[Stored dataset items]
————————
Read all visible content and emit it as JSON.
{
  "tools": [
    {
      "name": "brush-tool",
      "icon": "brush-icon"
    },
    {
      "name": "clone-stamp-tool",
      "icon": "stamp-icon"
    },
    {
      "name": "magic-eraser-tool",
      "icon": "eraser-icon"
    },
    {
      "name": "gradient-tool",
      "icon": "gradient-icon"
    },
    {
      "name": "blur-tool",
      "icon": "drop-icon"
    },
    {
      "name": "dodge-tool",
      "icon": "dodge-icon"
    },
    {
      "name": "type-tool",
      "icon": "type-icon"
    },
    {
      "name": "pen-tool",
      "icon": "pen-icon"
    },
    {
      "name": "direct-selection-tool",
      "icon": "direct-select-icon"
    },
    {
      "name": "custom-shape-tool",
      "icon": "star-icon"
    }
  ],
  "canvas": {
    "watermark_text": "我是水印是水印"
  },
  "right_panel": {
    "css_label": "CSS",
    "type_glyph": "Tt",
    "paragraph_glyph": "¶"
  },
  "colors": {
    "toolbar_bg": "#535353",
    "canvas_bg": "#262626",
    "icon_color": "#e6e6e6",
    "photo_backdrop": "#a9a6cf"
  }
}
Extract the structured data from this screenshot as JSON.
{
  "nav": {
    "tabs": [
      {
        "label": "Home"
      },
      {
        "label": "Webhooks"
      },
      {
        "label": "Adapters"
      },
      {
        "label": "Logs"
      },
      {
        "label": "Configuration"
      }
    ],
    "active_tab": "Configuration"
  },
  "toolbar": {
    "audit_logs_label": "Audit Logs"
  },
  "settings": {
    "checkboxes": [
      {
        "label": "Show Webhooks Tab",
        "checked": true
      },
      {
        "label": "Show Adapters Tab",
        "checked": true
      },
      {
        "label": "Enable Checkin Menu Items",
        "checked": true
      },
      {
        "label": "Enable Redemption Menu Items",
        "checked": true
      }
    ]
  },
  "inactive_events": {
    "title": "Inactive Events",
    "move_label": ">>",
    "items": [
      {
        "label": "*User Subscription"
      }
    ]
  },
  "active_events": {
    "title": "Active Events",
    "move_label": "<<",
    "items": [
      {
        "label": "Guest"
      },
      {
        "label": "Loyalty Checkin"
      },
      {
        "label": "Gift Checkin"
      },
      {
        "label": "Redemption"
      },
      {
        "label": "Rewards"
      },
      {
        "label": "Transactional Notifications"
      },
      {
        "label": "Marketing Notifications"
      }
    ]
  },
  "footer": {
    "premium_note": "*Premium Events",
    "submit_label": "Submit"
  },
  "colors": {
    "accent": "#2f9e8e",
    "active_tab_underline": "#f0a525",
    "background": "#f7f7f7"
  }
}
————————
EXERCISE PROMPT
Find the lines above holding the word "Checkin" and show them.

RESULT OF THE TASK
        "label": "Enable Checkin Menu Items",
        "label": "Loyalty Checkin"
        "label": "Gift Checkin"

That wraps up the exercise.